**YOUR ASSIGNMENT**
Could you retype the whole listing, word for word?

**EXERCISE MATERIAL**
- - -
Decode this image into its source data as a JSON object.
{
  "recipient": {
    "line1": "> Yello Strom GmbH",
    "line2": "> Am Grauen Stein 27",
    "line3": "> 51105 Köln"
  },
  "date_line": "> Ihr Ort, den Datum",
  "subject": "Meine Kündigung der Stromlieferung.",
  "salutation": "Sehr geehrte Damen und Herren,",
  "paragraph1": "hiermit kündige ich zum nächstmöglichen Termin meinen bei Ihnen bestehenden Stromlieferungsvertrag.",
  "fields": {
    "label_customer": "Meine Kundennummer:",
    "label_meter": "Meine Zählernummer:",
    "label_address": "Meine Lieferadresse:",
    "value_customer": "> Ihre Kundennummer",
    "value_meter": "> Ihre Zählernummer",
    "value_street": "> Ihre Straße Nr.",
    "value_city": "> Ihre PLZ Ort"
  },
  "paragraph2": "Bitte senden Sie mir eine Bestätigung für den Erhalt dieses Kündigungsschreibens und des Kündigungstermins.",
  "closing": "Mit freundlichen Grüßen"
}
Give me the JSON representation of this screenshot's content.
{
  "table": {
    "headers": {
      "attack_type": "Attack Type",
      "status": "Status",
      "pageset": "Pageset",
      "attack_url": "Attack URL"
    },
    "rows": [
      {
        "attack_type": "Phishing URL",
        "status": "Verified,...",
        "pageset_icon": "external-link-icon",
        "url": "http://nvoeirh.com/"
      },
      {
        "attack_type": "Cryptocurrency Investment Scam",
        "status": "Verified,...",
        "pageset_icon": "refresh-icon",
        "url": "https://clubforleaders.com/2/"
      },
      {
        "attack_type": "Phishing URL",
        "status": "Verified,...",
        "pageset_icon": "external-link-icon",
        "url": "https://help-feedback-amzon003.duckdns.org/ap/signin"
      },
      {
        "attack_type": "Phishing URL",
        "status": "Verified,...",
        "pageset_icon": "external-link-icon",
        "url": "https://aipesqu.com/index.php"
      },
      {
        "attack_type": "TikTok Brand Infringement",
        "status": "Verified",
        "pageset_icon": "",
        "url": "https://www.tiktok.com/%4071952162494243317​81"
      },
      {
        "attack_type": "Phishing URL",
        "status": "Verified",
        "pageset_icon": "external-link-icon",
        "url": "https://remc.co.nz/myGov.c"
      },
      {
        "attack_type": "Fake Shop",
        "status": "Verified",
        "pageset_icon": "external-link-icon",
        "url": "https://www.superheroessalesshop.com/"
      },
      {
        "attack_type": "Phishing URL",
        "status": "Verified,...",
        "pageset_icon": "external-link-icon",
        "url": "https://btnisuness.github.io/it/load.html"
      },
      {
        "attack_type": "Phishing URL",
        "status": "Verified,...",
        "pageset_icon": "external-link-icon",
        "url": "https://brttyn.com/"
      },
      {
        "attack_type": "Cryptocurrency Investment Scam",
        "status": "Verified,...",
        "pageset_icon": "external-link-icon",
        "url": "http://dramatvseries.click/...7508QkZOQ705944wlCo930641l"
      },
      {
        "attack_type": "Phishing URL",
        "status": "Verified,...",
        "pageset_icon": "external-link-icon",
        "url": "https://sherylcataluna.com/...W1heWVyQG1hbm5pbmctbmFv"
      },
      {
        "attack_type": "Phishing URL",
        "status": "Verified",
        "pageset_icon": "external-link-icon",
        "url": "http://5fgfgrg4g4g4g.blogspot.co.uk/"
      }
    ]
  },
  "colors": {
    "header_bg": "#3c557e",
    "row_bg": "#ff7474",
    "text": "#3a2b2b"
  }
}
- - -
**ANSWER**
Decode this image into its source data as a JSON object.
{
  "recipient": {
    "line1": "> Yello Strom GmbH",
    "line2": "> Am Grauen Stein 27",
    "line3": "> 51105 Köln"
  },
  "date_line": "> Ihr Ort, den Datum",
  "subject": "Meine Kündigung der Stromlieferung.",
  "salutation": "Sehr geehrte Damen und Herren,",
  "paragraph1": "hiermit kündige ich zum nächstmöglichen Termin meinen bei Ihnen bestehenden Stromlieferungsvertrag.",
  "fields": {
    "label_customer": "Meine Kundennummer:",
    "label_meter": "Meine Zählernummer:",
    "label_address": "Meine Lieferadresse:",
    "value_customer": "> Ihre Kundennummer",
    "value_meter": "> Ihre Zählernummer",
    "value_street": "> Ihre Straße Nr.",
    "value_city": "> Ihre PLZ Ort"
  },
  "paragraph2": "Bitte senden Sie mir eine Bestätigung für den Erhalt dieses Kündigungsschreibens und des Kündigungstermins.",
  "closing": "Mit freundlichen Grüßen"
}
Give me the JSON representation of this screenshot's content.
{
  "table": {
    "headers": {
      "attack_type": "Attack Type",
      "status": "Status",
      "pageset": "Pageset",
      "attack_url": "Attack URL"
    },
    "rows": [
      {
        "attack_type": "Phishing URL",
        "status": "Verified,...",
        "pageset_icon": "external-link-icon",
        "url": "http://nvoeirh.com/"
      },
      {
        "attack_type": "Cryptocurrency Investment Scam",
        "status": "Verified,...",
        "pageset_icon": "refresh-icon",
        "url": "https://clubforleaders.com/2/"
      },
      {
        "attack_type": "Phishing URL",
        "status": "Verified,...",
        "pageset_icon": "external-link-icon",
        "url": "https://help-feedback-amzon003.duckdns.org/ap/signin"
      },
      {
        "attack_type": "Phishing URL",
        "status": "Verified,...",
        "pageset_icon": "external-link-icon",
        "url": "https://aipesqu.com/index.php"
      },
      {
        "attack_type": "TikTok Brand Infringement",
        "status": "Verified",
        "pageset_icon": "",
        "url": "https://www.tiktok.com/%4071952162494243317​81"
      },
      {
        "attack_type": "Phishing URL",
        "status": "Verified",
        "pageset_icon": "external-link-icon",
        "url": "https://remc.co.nz/myGov.c"
      },
      {
        "attack_type": "Fake Shop",
        "status": "Verified",
        "pageset_icon": "external-link-icon",
        "url": "https://www.superheroessalesshop.com/"
      },
      {
        "attack_type": "Phishing URL",
        "status": "Verified,...",
        "pageset_icon": "external-link-icon",
        "url": "https://btnisuness.github.io/it/load.html"
      },
      {
        "attack_type": "Phishing URL",
        "status": "Verified,...",
        "pageset_icon": "external-link-icon",
        "url": "https://brttyn.com/"
      },
      {
        "attack_type": "Cryptocurrency Investment Scam",
        "status": "Verified,...",
        "pageset_icon": "external-link-icon",
        "url": "http://dramatvseries.click/...7508QkZOQ705944wlCo930641l"
      },
      {
        "attack_type": "Phishing URL",
        "status": "Verified,...",
        "pageset_icon": "external-link-icon",
        "url": "https://sherylcataluna.com/...W1heWVyQG1hbm5pbmctbmFv"
      },
      {
        "attack_type": "Phishing URL",
        "status": "Verified",
        "pageset_icon": "external-link-icon",
        "url": "http://5fgfgrg4g4g4g.blogspot.co.uk/"
      }
    ]
  },
  "colors": {
    "header_bg": "#3c557e",
    "row_bg": "#ff7474",
    "text": "#3a2b2b"
  }
}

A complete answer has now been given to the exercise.